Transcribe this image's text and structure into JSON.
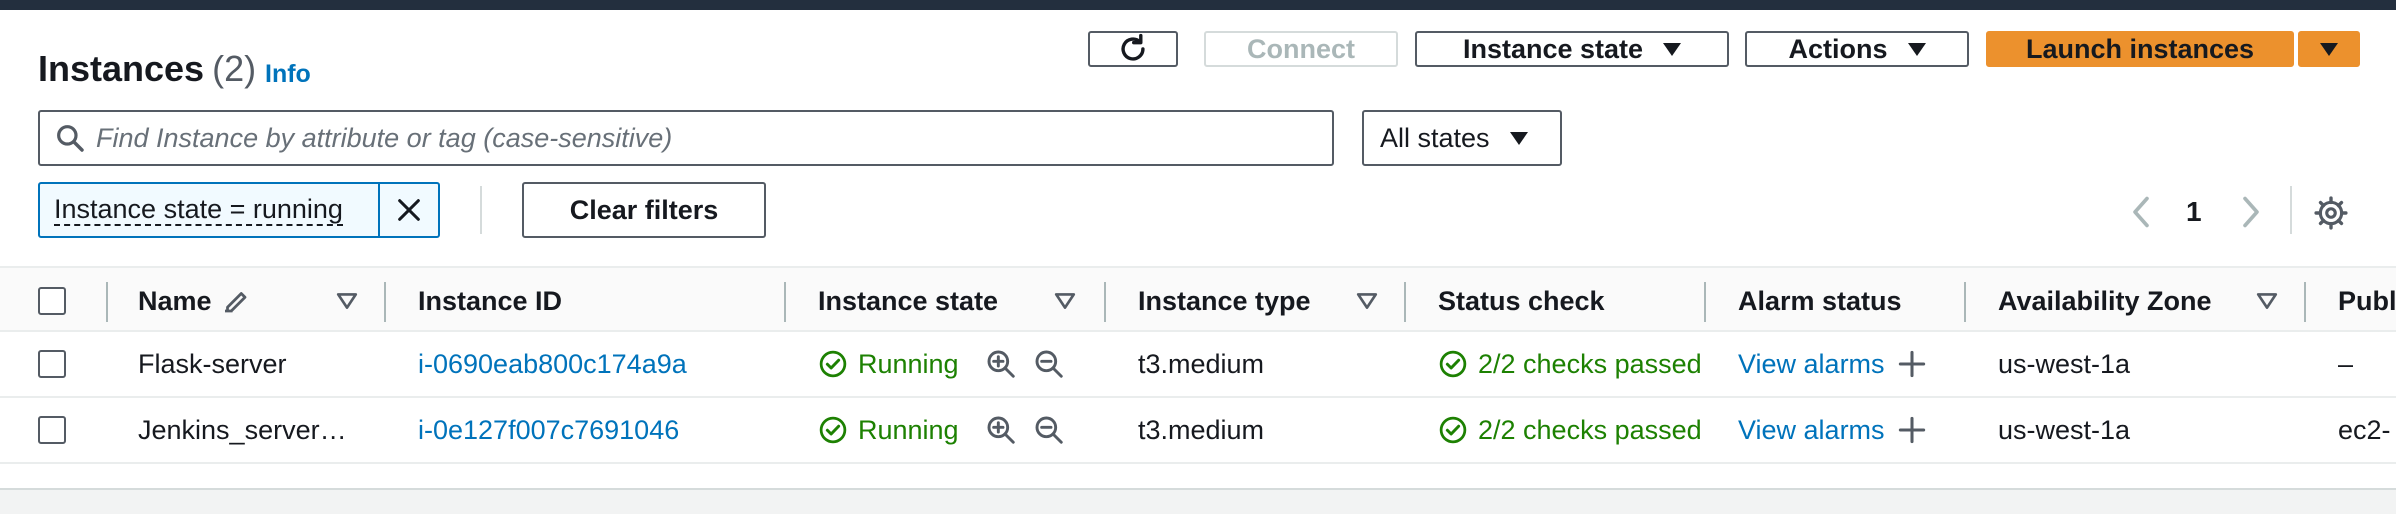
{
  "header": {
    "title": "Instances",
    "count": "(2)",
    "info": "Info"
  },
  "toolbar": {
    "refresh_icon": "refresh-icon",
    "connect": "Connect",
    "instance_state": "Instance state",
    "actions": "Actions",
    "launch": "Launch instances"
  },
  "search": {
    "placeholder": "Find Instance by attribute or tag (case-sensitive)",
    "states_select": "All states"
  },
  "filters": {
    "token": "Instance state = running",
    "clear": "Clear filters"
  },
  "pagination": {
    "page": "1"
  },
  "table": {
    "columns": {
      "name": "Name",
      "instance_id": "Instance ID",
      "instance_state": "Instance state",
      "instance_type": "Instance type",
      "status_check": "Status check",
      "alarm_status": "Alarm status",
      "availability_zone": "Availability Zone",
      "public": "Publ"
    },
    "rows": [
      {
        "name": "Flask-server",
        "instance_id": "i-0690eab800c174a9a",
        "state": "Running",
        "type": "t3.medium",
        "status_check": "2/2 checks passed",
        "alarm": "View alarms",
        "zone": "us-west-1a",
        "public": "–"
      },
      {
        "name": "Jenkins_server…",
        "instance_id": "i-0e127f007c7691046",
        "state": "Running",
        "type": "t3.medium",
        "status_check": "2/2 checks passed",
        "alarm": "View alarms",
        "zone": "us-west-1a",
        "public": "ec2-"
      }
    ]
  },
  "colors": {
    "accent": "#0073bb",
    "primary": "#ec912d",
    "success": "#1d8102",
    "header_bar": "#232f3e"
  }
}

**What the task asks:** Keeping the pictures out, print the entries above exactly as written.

**Task output:**
Transcribe this image's text and structure into JSON.
{
  "header": {
    "title": "Instances",
    "count": "(2)",
    "info": "Info"
  },
  "toolbar": {
    "refresh_icon": "refresh-icon",
    "connect": "Connect",
    "instance_state": "Instance state",
    "actions": "Actions",
    "launch": "Launch instances"
  },
  "search": {
    "placeholder": "Find Instance by attribute or tag (case-sensitive)",
    "states_select": "All states"
  },
  "filters": {
    "token": "Instance state = running",
    "clear": "Clear filters"
  },
  "pagination": {
    "page": "1"
  },
  "table": {
    "columns": {
      "name": "Name",
      "instance_id": "Instance ID",
      "instance_state": "Instance state",
      "instance_type": "Instance type",
      "status_check": "Status check",
      "alarm_status": "Alarm status",
      "availability_zone": "Availability Zone",
      "public": "Publ"
    },
    "rows": [
      {
        "name": "Flask-server",
        "instance_id": "i-0690eab800c174a9a",
        "state": "Running",
        "type": "t3.medium",
        "status_check": "2/2 checks passed",
        "alarm": "View alarms",
        "zone": "us-west-1a",
        "public": "–"
      },
      {
        "name": "Jenkins_server…",
        "instance_id": "i-0e127f007c7691046",
        "state": "Running",
        "type": "t3.medium",
        "status_check": "2/2 checks passed",
        "alarm": "View alarms",
        "zone": "us-west-1a",
        "public": "ec2-"
      }
    ]
  },
  "colors": {
    "accent": "#0073bb",
    "primary": "#ec912d",
    "success": "#1d8102",
    "header_bar": "#232f3e"
  }
}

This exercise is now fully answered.